A twitter account that catalogs classic interfaces from the history of web browsing, the Web Design Museum (opens in new tab), shared a screengrab of the Steam homepage circa May, 2005 (opens in new tab). This look back at the early days of Valve's juggernaut set our minds alight, conjuring memories of Day of Defeat Source, surf maps, and custom Half-Life 1 campaigns. Things have come a long way since those olive drab days.
Steam website in 2005#WebDesignHistory #Steam pic.twitter.com/LU4PWzyGZdFebruary 3, 2023
A quick trip on the Wayback Machine can serve up versions of the site from any era of its almost 20-year existence (opens in new tab), but I think the Web Design Museum hit a real sweet spot with this '05 iteration—it's nowhere near as sparse as our first look (opens in new tab) at the Steam official site in 2002, but we've also yet to see the gleaming grey-and-blue terminator of today start to tear out of its olive drab flesh like in this snapshot (opens in new tab) from 2006.
My eye was immediately drawn to the bronze/silver/gold editions of Half-Life 2—at the risk of revealing myself to be a pathetic bronze-tier gamer, I had no idea what these gradations meant at first. Honestly, the $85 gold edition of HL2 seems to have been pretty sick.
According to MobyGames, you got downloads of Half-Life 2, Deathmatch, CS: Source, Half-Life 1 Source, Day of Defeat Source, and a "back catalog" of Valve games—presumably the original GoldSrc Half-Life and its expansions? The pack also included a physical box mailed to you with a strategy guide, posters, and other classic swag bag fare. Beats a digital deluxe edition with a DLC pass, I reckon.
My heart was also filled with yearning and nostalgia on seeing the Half-Life 2: Raising the Bar art book over on the sidebar. I remember absolutely poring over that thing for hours back in middle school, and it offers some tantalizing glimpses of alternate designs for iconic enemies and areas.
Counter-Strike: Condition Zero and Prima "Eguides" were a real hoot for me to see as well. The single player Counter-Strike campaign and Prima's attempt at an early pivot to digital content are like looking at the first rungs of abandoned tech trees—I can almost imagine an alternate present where Counter-Strike scooped Call of Duty on its de rigueur cinematic campaigns or where Prima managed to get out ahead and dominate the SEO videogame guide space.

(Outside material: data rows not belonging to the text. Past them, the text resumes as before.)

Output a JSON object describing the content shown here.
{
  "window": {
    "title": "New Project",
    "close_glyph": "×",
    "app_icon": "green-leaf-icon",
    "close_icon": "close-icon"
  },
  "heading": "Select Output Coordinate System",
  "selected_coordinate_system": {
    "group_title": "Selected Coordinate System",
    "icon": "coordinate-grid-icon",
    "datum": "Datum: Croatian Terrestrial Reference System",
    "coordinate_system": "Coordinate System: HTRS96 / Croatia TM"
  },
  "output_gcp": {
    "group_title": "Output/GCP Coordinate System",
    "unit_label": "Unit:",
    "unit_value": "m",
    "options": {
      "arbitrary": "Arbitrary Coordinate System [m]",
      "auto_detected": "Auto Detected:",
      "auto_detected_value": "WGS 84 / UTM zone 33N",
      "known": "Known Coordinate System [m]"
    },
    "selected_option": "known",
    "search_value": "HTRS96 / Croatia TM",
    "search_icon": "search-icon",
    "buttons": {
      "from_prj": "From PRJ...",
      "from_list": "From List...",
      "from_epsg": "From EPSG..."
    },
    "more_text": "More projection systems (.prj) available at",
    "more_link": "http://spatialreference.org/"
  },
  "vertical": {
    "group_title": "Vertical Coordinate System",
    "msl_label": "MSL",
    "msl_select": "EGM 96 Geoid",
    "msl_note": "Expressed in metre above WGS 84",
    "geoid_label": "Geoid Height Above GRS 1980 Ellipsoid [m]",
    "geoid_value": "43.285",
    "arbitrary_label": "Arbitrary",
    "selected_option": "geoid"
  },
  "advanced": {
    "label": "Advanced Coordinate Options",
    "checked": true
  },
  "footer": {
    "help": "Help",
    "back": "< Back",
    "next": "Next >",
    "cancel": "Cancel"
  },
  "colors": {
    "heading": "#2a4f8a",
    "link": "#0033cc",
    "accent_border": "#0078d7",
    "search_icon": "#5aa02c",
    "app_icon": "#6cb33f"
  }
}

The whole shebang is wrapped up in that wonderfully horrendous dull green color scheme Steam pot-committed to for so many years, and it's all jammed onto a page so busy you don't even know where to start. Ok, maybe this isn't "flawless UX design" but god dammit, it makes me feel something! Perhaps it's just because I was a sweet little boy who didn't have to pay rent or taxes back then, but this image really takes me back. At the very least, it shows a smaller, gentler Steam, one free of belligerent transphobic creators (opens in new tab), bizarre wishlist-topper reveal controversies (opens in new tab), or, ahem. Furry Hitler (opens in new tab).